Assignment: Would you print all of the entries exactly, please, but without their pictures?

──────── Available data ────────

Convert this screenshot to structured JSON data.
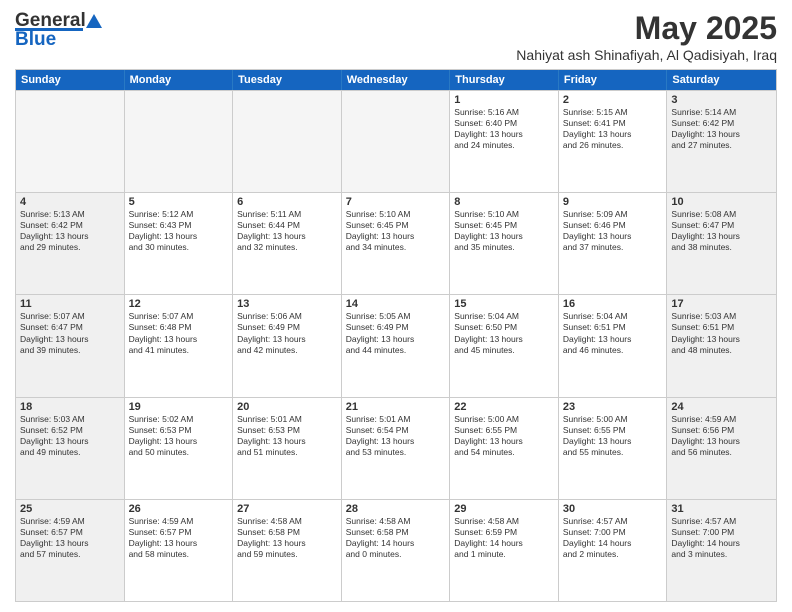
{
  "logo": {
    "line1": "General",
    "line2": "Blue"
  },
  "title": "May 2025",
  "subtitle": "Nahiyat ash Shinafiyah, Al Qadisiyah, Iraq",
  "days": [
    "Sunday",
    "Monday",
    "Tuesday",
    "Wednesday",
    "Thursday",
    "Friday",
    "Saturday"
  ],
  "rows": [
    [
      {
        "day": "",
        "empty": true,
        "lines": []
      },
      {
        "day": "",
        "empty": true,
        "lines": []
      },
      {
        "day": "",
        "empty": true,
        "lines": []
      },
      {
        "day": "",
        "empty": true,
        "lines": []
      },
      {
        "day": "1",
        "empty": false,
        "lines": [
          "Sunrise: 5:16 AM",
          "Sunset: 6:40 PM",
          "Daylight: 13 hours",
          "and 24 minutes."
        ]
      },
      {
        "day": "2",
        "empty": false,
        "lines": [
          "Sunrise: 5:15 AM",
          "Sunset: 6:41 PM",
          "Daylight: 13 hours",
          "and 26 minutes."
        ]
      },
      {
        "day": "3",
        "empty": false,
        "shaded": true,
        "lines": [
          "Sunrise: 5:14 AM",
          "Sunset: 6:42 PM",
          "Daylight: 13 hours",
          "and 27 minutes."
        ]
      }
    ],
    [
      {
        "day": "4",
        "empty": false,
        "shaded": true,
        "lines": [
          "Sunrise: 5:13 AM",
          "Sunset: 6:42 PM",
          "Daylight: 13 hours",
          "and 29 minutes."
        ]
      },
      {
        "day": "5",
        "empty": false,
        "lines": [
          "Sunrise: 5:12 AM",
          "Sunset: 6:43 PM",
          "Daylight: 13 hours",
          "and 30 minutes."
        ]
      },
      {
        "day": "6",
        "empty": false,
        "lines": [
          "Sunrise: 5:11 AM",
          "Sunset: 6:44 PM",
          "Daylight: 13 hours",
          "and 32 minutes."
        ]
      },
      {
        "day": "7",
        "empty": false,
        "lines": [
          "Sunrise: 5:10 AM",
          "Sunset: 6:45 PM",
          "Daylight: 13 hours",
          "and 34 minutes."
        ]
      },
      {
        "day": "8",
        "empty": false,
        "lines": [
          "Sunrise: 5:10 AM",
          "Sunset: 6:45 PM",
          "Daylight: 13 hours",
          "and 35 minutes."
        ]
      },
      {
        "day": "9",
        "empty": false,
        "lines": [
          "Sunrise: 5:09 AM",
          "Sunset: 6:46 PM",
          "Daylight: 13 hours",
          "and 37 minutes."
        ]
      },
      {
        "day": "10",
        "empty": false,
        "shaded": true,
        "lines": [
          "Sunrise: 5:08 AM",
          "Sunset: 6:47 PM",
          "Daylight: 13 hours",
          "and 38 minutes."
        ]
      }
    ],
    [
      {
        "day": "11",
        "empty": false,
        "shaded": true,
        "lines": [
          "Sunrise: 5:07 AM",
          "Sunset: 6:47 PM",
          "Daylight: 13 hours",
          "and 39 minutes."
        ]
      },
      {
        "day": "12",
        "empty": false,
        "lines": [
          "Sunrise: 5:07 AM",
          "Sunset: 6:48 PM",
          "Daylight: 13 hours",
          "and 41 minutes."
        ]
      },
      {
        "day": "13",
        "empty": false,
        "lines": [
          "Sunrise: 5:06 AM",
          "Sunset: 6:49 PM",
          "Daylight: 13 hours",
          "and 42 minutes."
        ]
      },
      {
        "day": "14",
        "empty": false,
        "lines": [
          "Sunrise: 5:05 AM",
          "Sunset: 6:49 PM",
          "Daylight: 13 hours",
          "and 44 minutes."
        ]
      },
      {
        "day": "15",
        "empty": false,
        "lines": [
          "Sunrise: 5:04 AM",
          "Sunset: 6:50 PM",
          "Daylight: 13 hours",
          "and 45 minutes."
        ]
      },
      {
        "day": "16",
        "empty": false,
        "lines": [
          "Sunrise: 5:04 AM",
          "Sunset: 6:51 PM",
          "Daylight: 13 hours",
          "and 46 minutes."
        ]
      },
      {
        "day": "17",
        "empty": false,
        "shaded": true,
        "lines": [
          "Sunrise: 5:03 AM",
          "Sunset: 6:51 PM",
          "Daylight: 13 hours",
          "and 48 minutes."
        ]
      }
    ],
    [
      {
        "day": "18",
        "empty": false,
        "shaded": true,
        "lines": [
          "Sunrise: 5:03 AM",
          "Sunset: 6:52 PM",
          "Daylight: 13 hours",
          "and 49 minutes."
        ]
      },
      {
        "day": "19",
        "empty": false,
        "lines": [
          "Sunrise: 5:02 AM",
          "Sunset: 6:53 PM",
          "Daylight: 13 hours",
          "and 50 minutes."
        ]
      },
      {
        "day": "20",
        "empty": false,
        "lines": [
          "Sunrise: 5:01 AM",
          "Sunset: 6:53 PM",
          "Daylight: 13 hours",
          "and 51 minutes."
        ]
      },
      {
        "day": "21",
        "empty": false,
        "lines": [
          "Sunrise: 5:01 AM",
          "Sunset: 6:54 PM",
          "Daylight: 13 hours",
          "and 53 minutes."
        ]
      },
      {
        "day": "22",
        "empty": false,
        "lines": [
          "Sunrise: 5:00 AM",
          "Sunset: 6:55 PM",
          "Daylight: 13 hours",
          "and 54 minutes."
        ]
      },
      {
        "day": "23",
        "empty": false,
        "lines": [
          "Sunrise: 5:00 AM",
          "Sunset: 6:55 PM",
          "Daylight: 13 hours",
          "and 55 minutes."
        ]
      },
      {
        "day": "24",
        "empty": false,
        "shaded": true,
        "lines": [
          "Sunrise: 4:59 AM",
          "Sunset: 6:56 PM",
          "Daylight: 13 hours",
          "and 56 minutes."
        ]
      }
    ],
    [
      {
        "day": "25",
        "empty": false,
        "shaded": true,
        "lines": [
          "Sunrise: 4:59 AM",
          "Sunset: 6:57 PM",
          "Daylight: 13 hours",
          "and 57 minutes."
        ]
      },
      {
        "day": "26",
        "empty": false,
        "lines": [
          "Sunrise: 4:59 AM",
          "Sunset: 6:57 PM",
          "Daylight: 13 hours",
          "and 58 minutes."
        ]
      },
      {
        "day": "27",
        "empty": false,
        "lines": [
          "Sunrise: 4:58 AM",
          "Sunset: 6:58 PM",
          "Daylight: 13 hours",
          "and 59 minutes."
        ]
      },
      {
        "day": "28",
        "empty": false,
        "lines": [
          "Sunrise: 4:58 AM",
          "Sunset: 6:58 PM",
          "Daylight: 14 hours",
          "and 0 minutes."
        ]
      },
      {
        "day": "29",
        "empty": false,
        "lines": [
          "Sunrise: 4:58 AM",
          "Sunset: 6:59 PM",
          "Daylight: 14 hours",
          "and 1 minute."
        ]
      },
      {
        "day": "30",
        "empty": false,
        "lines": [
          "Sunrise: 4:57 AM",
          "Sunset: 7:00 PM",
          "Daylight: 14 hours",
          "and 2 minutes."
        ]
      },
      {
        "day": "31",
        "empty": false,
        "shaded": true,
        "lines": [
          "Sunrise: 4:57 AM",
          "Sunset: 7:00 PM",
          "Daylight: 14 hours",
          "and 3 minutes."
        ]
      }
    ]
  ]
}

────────

Solution to this task:
Convert this screenshot to structured JSON data.
{
  "logo": {
    "line1": "General",
    "line2": "Blue"
  },
  "title": "May 2025",
  "subtitle": "Nahiyat ash Shinafiyah, Al Qadisiyah, Iraq",
  "days": [
    "Sunday",
    "Monday",
    "Tuesday",
    "Wednesday",
    "Thursday",
    "Friday",
    "Saturday"
  ],
  "rows": [
    [
      {
        "day": "",
        "empty": true,
        "lines": []
      },
      {
        "day": "",
        "empty": true,
        "lines": []
      },
      {
        "day": "",
        "empty": true,
        "lines": []
      },
      {
        "day": "",
        "empty": true,
        "lines": []
      },
      {
        "day": "1",
        "empty": false,
        "lines": [
          "Sunrise: 5:16 AM",
          "Sunset: 6:40 PM",
          "Daylight: 13 hours",
          "and 24 minutes."
        ]
      },
      {
        "day": "2",
        "empty": false,
        "lines": [
          "Sunrise: 5:15 AM",
          "Sunset: 6:41 PM",
          "Daylight: 13 hours",
          "and 26 minutes."
        ]
      },
      {
        "day": "3",
        "empty": false,
        "shaded": true,
        "lines": [
          "Sunrise: 5:14 AM",
          "Sunset: 6:42 PM",
          "Daylight: 13 hours",
          "and 27 minutes."
        ]
      }
    ],
    [
      {
        "day": "4",
        "empty": false,
        "shaded": true,
        "lines": [
          "Sunrise: 5:13 AM",
          "Sunset: 6:42 PM",
          "Daylight: 13 hours",
          "and 29 minutes."
        ]
      },
      {
        "day": "5",
        "empty": false,
        "lines": [
          "Sunrise: 5:12 AM",
          "Sunset: 6:43 PM",
          "Daylight: 13 hours",
          "and 30 minutes."
        ]
      },
      {
        "day": "6",
        "empty": false,
        "lines": [
          "Sunrise: 5:11 AM",
          "Sunset: 6:44 PM",
          "Daylight: 13 hours",
          "and 32 minutes."
        ]
      },
      {
        "day": "7",
        "empty": false,
        "lines": [
          "Sunrise: 5:10 AM",
          "Sunset: 6:45 PM",
          "Daylight: 13 hours",
          "and 34 minutes."
        ]
      },
      {
        "day": "8",
        "empty": false,
        "lines": [
          "Sunrise: 5:10 AM",
          "Sunset: 6:45 PM",
          "Daylight: 13 hours",
          "and 35 minutes."
        ]
      },
      {
        "day": "9",
        "empty": false,
        "lines": [
          "Sunrise: 5:09 AM",
          "Sunset: 6:46 PM",
          "Daylight: 13 hours",
          "and 37 minutes."
        ]
      },
      {
        "day": "10",
        "empty": false,
        "shaded": true,
        "lines": [
          "Sunrise: 5:08 AM",
          "Sunset: 6:47 PM",
          "Daylight: 13 hours",
          "and 38 minutes."
        ]
      }
    ],
    [
      {
        "day": "11",
        "empty": false,
        "shaded": true,
        "lines": [
          "Sunrise: 5:07 AM",
          "Sunset: 6:47 PM",
          "Daylight: 13 hours",
          "and 39 minutes."
        ]
      },
      {
        "day": "12",
        "empty": false,
        "lines": [
          "Sunrise: 5:07 AM",
          "Sunset: 6:48 PM",
          "Daylight: 13 hours",
          "and 41 minutes."
        ]
      },
      {
        "day": "13",
        "empty": false,
        "lines": [
          "Sunrise: 5:06 AM",
          "Sunset: 6:49 PM",
          "Daylight: 13 hours",
          "and 42 minutes."
        ]
      },
      {
        "day": "14",
        "empty": false,
        "lines": [
          "Sunrise: 5:05 AM",
          "Sunset: 6:49 PM",
          "Daylight: 13 hours",
          "and 44 minutes."
        ]
      },
      {
        "day": "15",
        "empty": false,
        "lines": [
          "Sunrise: 5:04 AM",
          "Sunset: 6:50 PM",
          "Daylight: 13 hours",
          "and 45 minutes."
        ]
      },
      {
        "day": "16",
        "empty": false,
        "lines": [
          "Sunrise: 5:04 AM",
          "Sunset: 6:51 PM",
          "Daylight: 13 hours",
          "and 46 minutes."
        ]
      },
      {
        "day": "17",
        "empty": false,
        "shaded": true,
        "lines": [
          "Sunrise: 5:03 AM",
          "Sunset: 6:51 PM",
          "Daylight: 13 hours",
          "and 48 minutes."
        ]
      }
    ],
    [
      {
        "day": "18",
        "empty": false,
        "shaded": true,
        "lines": [
          "Sunrise: 5:03 AM",
          "Sunset: 6:52 PM",
          "Daylight: 13 hours",
          "and 49 minutes."
        ]
      },
      {
        "day": "19",
        "empty": false,
        "lines": [
          "Sunrise: 5:02 AM",
          "Sunset: 6:53 PM",
          "Daylight: 13 hours",
          "and 50 minutes."
        ]
      },
      {
        "day": "20",
        "empty": false,
        "lines": [
          "Sunrise: 5:01 AM",
          "Sunset: 6:53 PM",
          "Daylight: 13 hours",
          "and 51 minutes."
        ]
      },
      {
        "day": "21",
        "empty": false,
        "lines": [
          "Sunrise: 5:01 AM",
          "Sunset: 6:54 PM",
          "Daylight: 13 hours",
          "and 53 minutes."
        ]
      },
      {
        "day": "22",
        "empty": false,
        "lines": [
          "Sunrise: 5:00 AM",
          "Sunset: 6:55 PM",
          "Daylight: 13 hours",
          "and 54 minutes."
        ]
      },
      {
        "day": "23",
        "empty": false,
        "lines": [
          "Sunrise: 5:00 AM",
          "Sunset: 6:55 PM",
          "Daylight: 13 hours",
          "and 55 minutes."
        ]
      },
      {
        "day": "24",
        "empty": false,
        "shaded": true,
        "lines": [
          "Sunrise: 4:59 AM",
          "Sunset: 6:56 PM",
          "Daylight: 13 hours",
          "and 56 minutes."
        ]
      }
    ],
    [
      {
        "day": "25",
        "empty": false,
        "shaded": true,
        "lines": [
          "Sunrise: 4:59 AM",
          "Sunset: 6:57 PM",
          "Daylight: 13 hours",
          "and 57 minutes."
        ]
      },
      {
        "day": "26",
        "empty": false,
        "lines": [
          "Sunrise: 4:59 AM",
          "Sunset: 6:57 PM",
          "Daylight: 13 hours",
          "and 58 minutes."
        ]
      },
      {
        "day": "27",
        "empty": false,
        "lines": [
          "Sunrise: 4:58 AM",
          "Sunset: 6:58 PM",
          "Daylight: 13 hours",
          "and 59 minutes."
        ]
      },
      {
        "day": "28",
        "empty": false,
        "lines": [
          "Sunrise: 4:58 AM",
          "Sunset: 6:58 PM",
          "Daylight: 14 hours",
          "and 0 minutes."
        ]
      },
      {
        "day": "29",
        "empty": false,
        "lines": [
          "Sunrise: 4:58 AM",
          "Sunset: 6:59 PM",
          "Daylight: 14 hours",
          "and 1 minute."
        ]
      },
      {
        "day": "30",
        "empty": false,
        "lines": [
          "Sunrise: 4:57 AM",
          "Sunset: 7:00 PM",
          "Daylight: 14 hours",
          "and 2 minutes."
        ]
      },
      {
        "day": "31",
        "empty": false,
        "shaded": true,
        "lines": [
          "Sunrise: 4:57 AM",
          "Sunset: 7:00 PM",
          "Daylight: 14 hours",
          "and 3 minutes."
        ]
      }
    ]
  ]
}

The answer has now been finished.